To Each His Own E-mail
In old direct marketing parlance, marketers asked, “East or west of the Mississippi?” This was how they segmented customers and prospects. Segmentation by demographics is important, but in today’s landscape, marketers have to do much more in terms of understanding their audience than simple geographic segmentation. They need to be sure they’re delivering a relevant message to their audience every time.
Let’s begin with the most straightforward type of segmentation: demographic. Demographic information probably is the most common type of information gathered from your customers, consisting of basic information such as name, address, phone and metropolitan statistical area (MSA). Their address and MSA, of course, tell you something about where they live. Do they live in a big city—an urban and cosmopolitan environment? Or do they live in a small town? Do they live in a house or an apartment? In what part of the country do they reside? Are they from the South, the Plains or New England? Knowing this much about your customers allows you to do some basic segmentation.
As your interactions with them progress, you might have an opportunity to learn more about them: age, educational level, profession, hobbies, if they have pets, what kind of car they drive, etc. Using this information, many more segments can be parsed, depending on what’s relevant to your business, your sales cycle or other factors—both internal and external.

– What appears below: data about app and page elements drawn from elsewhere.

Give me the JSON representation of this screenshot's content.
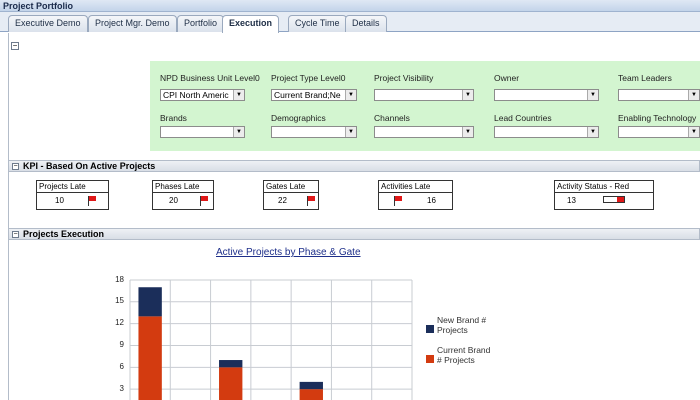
{
  "app": {
    "title": "Project Portfolio"
  },
  "tabs": [
    {
      "label": "Executive Demo",
      "active": false
    },
    {
      "label": "Project Mgr. Demo",
      "active": false
    },
    {
      "label": "Portfolio",
      "active": false
    },
    {
      "label": "Execution",
      "active": true
    },
    {
      "label": "Cycle Time",
      "active": false
    },
    {
      "label": "Details",
      "active": false
    }
  ],
  "filters": {
    "bu": {
      "label": "NPD Business Unit Level0",
      "value": "CPI North Americ"
    },
    "ptype": {
      "label": "Project Type Level0",
      "value": "Current Brand;Ne"
    },
    "visibility": {
      "label": "Project Visibility",
      "value": ""
    },
    "owner": {
      "label": "Owner",
      "value": ""
    },
    "leaders": {
      "label": "Team Leaders",
      "value": ""
    },
    "brands": {
      "label": "Brands",
      "value": ""
    },
    "demographics": {
      "label": "Demographics",
      "value": ""
    },
    "channels": {
      "label": "Channels",
      "value": ""
    },
    "lead_countries": {
      "label": "Lead Countries",
      "value": ""
    },
    "enabling_tech": {
      "label": "Enabling Technology",
      "value": ""
    }
  },
  "kpi": {
    "title": "KPI - Based On Active Projects",
    "projects_late": {
      "label": "Projects Late",
      "value": "10"
    },
    "phases_late": {
      "label": "Phases Late",
      "value": "20"
    },
    "gates_late": {
      "label": "Gates Late",
      "value": "22"
    },
    "activities_late": {
      "label": "Activities Late",
      "value": "16"
    },
    "activity_status": {
      "label": "Activity Status - Red",
      "value": "13",
      "fill_fraction": 0.35
    }
  },
  "execution": {
    "title": "Projects Execution"
  },
  "chart_data": {
    "type": "bar",
    "stacked": true,
    "title": "Active Projects by Phase & Gate",
    "yticks": [
      "18",
      "15",
      "12",
      "9",
      "6",
      "3"
    ],
    "ylim": [
      0,
      18
    ],
    "categories": [
      "",
      "",
      "",
      "",
      "",
      "",
      ""
    ],
    "series": [
      {
        "name": "New Brand # Projects",
        "color": "#1b2e5a",
        "values": [
          4,
          1,
          1,
          1,
          1,
          1,
          1
        ]
      },
      {
        "name": "Current Brand # Projects",
        "color": "#d33b10",
        "values": [
          13,
          0,
          6,
          0,
          3,
          0,
          0
        ]
      }
    ],
    "legend": [
      "New Brand # Projects",
      "Current Brand # Projects"
    ],
    "legend_position": "right",
    "grid": true
  }
}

With these more sophisticated segments, your messages become more relevant to your audience. Your goal is to develop trust with every marketing communication, and the best way to do this is by providing your customers with the information they’re looking for.
Let’s take an example: Company X, an online retailer, acquires a new customer. The customer makes a purchase and some basic information about her is entered into the database. Company X adds the customer to its mailing list and sends her e-mails about other items in the product line. Whenever she makes an additional purchase, the information is added to the database. With each new purchase, Company X learns more and more about this customer: who she is and what she buys.